Jump to content


  • Content Count

  • Joined

  • Last visited

About Planner1

  • Rank
    Registered User

Personal Information

  • Location
  • Occupation
    Transport Planner

Recent Profile Visitors

The recent visitors block is disabled and is not being shown to other users.

  1. There's nothing BMBC can do about it other than ask drivers not to do it. Only the Police can enforce this contravention. In London, local Councils can enforce box junctions by camera, but outside London, despite calls for the powers to be rolled out, the government have so far refused to do so.
  2. It obviously can happen, or they would not have put a stop line and signals in place for just that purpose!
  3. All of the signals, including the crossing, at the Ball Rd / tram terminus junction are part of the junction arrangement and are controlled by one traffic signal controller.
  4. Traffic signal junction designs differ because the junction or crossing layouts differ. There are government guidelines on design, but these give the designer scope to put in what they feel is appropriate and is required for safety at that particular site.
  5. If you find standard traffic signal sequences disconcerting, it might be reasonable to ask whether you should actually be driving? That's the way they've always worked, so you should be well used to it if you're an experienced driver. If you're not experienced, get used to it, because they won't be changing the way they operate any time soon. Sorry if that sounds harsh, but it isn't exactly a major problem.
  6. It is not possible for a secondary signal that relates to your approach to be red at the same time as your primary signals are green. They all change at exactly the same time. So, you are either mistaken, or perhaps a signal head relating to the other approach is misaligned? You should also remember that amber means stop. The secondary signal has no legal status and there is no stop line at it's location, so you can therefore pass it if it has turned red, if it is safe to do so.
  7. You mean this one: https://goo.gl/maps/CHLF1tPhBngTJSwL9 on it it there are two secondary traffic signals, one is for the stop line on the roundabout, the other is for the stop line for traffic entering the roundabout from Brightside Lane. Providing a secondary signal, set back some distance from the stop line is standard practice in the UK.
  8. Planner1

    Speed limit on Penistone Road

    It’s a safety feature. On higher speed roads, traffic signals have additional vehicle detection equipment, set further back from the stop line, which pick up vehicles approaching quickly when the signals are about to change and allow an additional safety clearance time. There are a number of ways of doing it, but they all cost more than the standard setup used on lower speed roads. None that I’m aware of. I’ll ask.
  9. Planner1

    Speed limit on Penistone Road
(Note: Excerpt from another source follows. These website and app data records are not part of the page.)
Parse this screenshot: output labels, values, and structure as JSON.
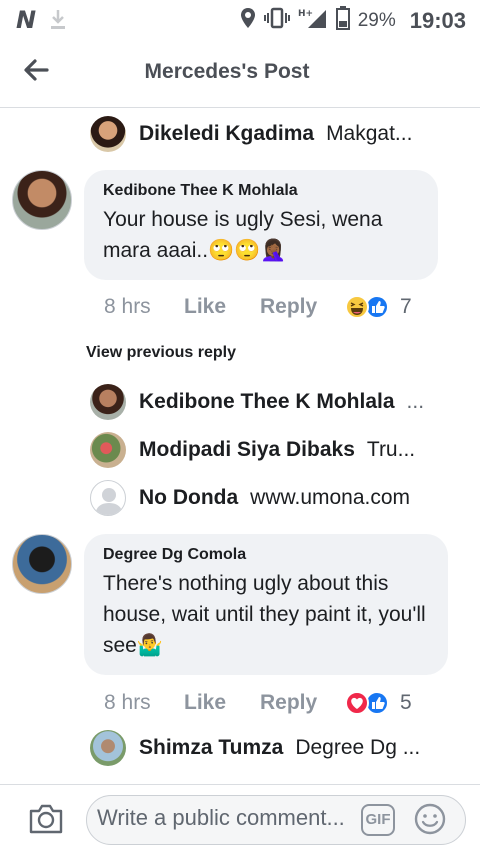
{
  "status_bar": {
    "carrier_logo": "N",
    "network_label": "H+",
    "battery_percent": "29%",
    "time": "19:03"
  },
  "app_bar": {
    "title": "Mercedes's Post"
  },
  "comments": [
    {
      "kind": "reply-preview",
      "name": "Dikeledi Kgadima",
      "text": "Makgat..."
    },
    {
      "kind": "comment",
      "name": "Kedibone Thee K Mohlala",
      "text": "Your house is ugly Sesi, wena mara aaai..🙄🙄🤦🏾‍♀️",
      "time": "8 hrs",
      "like": "Like",
      "reply": "Reply",
      "reaction_count": "7"
    },
    {
      "kind": "view-previous",
      "text": "View previous reply"
    },
    {
      "kind": "reply-preview",
      "name": "Kedibone Thee K Mohlala",
      "text": "..."
    },
    {
      "kind": "reply-preview",
      "name": "Modipadi Siya Dibaks",
      "text": "Tru..."
    },
    {
      "kind": "reply-preview",
      "name": "No Donda",
      "text": "www.umona.com"
    },
    {
      "kind": "comment",
      "name": "Degree Dg Comola",
      "text": "There's nothing ugly about this house, wait until they paint it, you'll see🤷‍♂️",
      "time": "8 hrs",
      "like": "Like",
      "reply": "Reply",
      "reaction_count": "5"
    },
    {
      "kind": "reply-preview",
      "name": "Shimza Tumza",
      "text": "Degree Dg ..."
    }
  ],
  "composer": {
    "placeholder": "Write a public comment...",
    "gif_label": "GIF"
  },
  "colors": {
    "accent_blue": "#1877f2",
    "bubble_grey": "#f0f2f5",
    "meta_grey": "#8d949e"
  }
}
    No, it doesn't. Councils never ever take decisions like that on the basis of revenue generation. I have worked in local government highways departments long enough to know this is the case. It isn't just signage. For example each and every set of traffic signals and pedestrian crossing would need to have additional vehicle speed detection equipment fitted and configured. That doesn't come cheap.
  10. Planner1

    sheffield road
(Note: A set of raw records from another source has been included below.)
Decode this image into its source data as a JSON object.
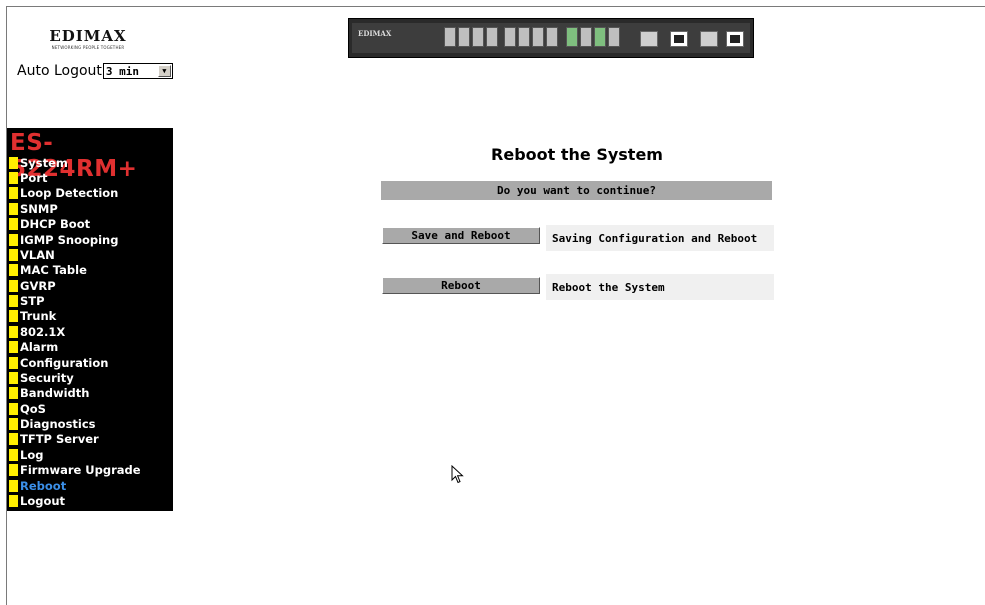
{
  "logo": {
    "brand": "EDIMAX",
    "tagline": "NETWORKING PEOPLE TOGETHER"
  },
  "auto_logout": {
    "label": "Auto Logout",
    "selected": "3 min"
  },
  "switch_image": {
    "brand": "EDIMAX"
  },
  "sidebar": {
    "model": "ES-5224RM+",
    "items": [
      {
        "label": "System"
      },
      {
        "label": "Port"
      },
      {
        "label": "Loop Detection"
      },
      {
        "label": "SNMP"
      },
      {
        "label": "DHCP Boot"
      },
      {
        "label": "IGMP Snooping"
      },
      {
        "label": "VLAN"
      },
      {
        "label": "MAC Table"
      },
      {
        "label": "GVRP"
      },
      {
        "label": "STP"
      },
      {
        "label": "Trunk"
      },
      {
        "label": "802.1X"
      },
      {
        "label": "Alarm"
      },
      {
        "label": "Configuration"
      },
      {
        "label": "Security"
      },
      {
        "label": "Bandwidth"
      },
      {
        "label": "QoS"
      },
      {
        "label": "Diagnostics"
      },
      {
        "label": "TFTP Server"
      },
      {
        "label": "Log"
      },
      {
        "label": "Firmware Upgrade"
      },
      {
        "label": "Reboot"
      },
      {
        "label": "Logout"
      }
    ],
    "active": "Reboot",
    "accent_color": "#ffee00",
    "active_color": "#3b8fe8",
    "model_color": "#e03030"
  },
  "main": {
    "title": "Reboot the System",
    "confirm_text": "Do you want to continue?",
    "actions": [
      {
        "button": "Save and Reboot",
        "description": "Saving Configuration and Reboot"
      },
      {
        "button": "Reboot",
        "description": "Reboot the System"
      }
    ]
  }
}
    Sheffield is no worse to drive in than other major cities and in my opinion is better than most. I'd agree with Cyclone on the comparison with Leeds. If you see worn lines you can report them on the Council website or call 2734567 and Amey will renew them. The no right turns, one ways etc are there to reduce conflicts and improve traffic flows. The bus lanes only tend to operate when actually needed, so times can vary, but they are clearly signed. All towns and cities use similar traffic management measures.
  11. Planner1

    Eyre st apoea car park today

    What has privatisation got to do with the price of parking in a multi storey car park that has been owned and operated by the private sector from day one?
  12. The pedestrian crossing is part of the overall signalised junction and is operated by the same traffic signal controller. As Cyclone says, the drivers may have been caught in traffic and haven't taken due care when setting off again. However, the green man signal means cross when it is safe to do so. It doesn't guarantee that all drivers will comply with the signals, so you have to look and take your own view on whether they will stop.
  13. No there aren't. The only red light camera on that road is on uphill side of road at Glossop Rd junction.
  14. Planner1

    New roundabout Moss Way

    Errrm, in the circumstances described (ie buses pulling up in stops opposite each other meaning traffic can't get past) , that I was responding to, cyclists would be just as much inconvenienced as a motorist. Councils have to consider the safety and convenience of all road users, not just motorists. Drop your local Councillors a line (you can get their contact details from the Council website). They can ask for a Speed Indicator Device to be put in for a while.
  15. Planner1

    Speed Limits

    The Parkway is fine for the vast majority of the day. It gets busy at peak times and queues develop at the junctions at the ends. Exactly the same as happens on every similar road in cities across the world.

Important Information

We have placed cookies on your device to help make this website better. You can adjust your cookie settings, otherwise we'll assume you're okay to continue.